The beginnings of the art collection at the Huntington Museum of Art occurred with the substantial gift of Herbert Fitzpatrick, a prominent Huntington citizen who also donated the fifty acres of land upon which the Museum was built. His outstanding collection of paintings, prints, English silver and Islamic prayer rugs was soon augmented by other gifts of individual art collections, disparate in nature, but uniform in their high standards of quality. The Museum has continued to build upon the collecting blueprint that was established in its beginning stages, adding objects of comparable quality which enhance its ability to serve its audience.
Only a small portion (about 10%) of the collection is on view at any given time.
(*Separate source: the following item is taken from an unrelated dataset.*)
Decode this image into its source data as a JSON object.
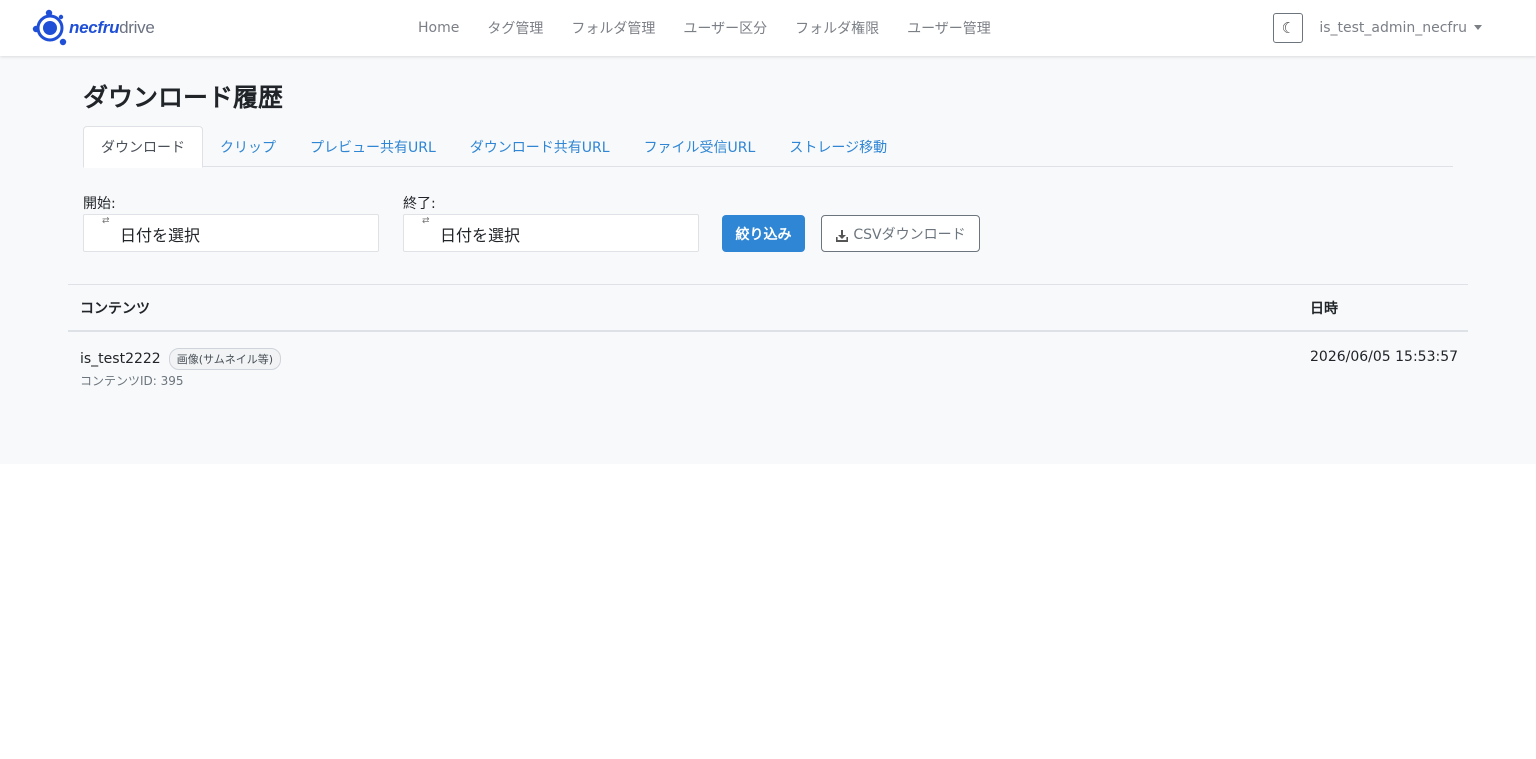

The Museum has permanent collection galleries and temporary galleries. Permanent collection galleries include The Herman Dean Firearms Gallery, The Touma Near Eastern Gallery, and the Glass Gallery, which features the Wilbur Myers Glass Collection. One thousand glass objects (out of 4,000 glass pieces in the collection) are on view in a visual storage format.
Individual objects may, at times, rotate in or out of these galleries. Certain works of art may not be on view at times, and certain galleries may be closed for reinstallation. Access to particular galleries or works of art can be determined by calling the Museum. We regret any inconvenience to visitors. We hope you enjoy your visit.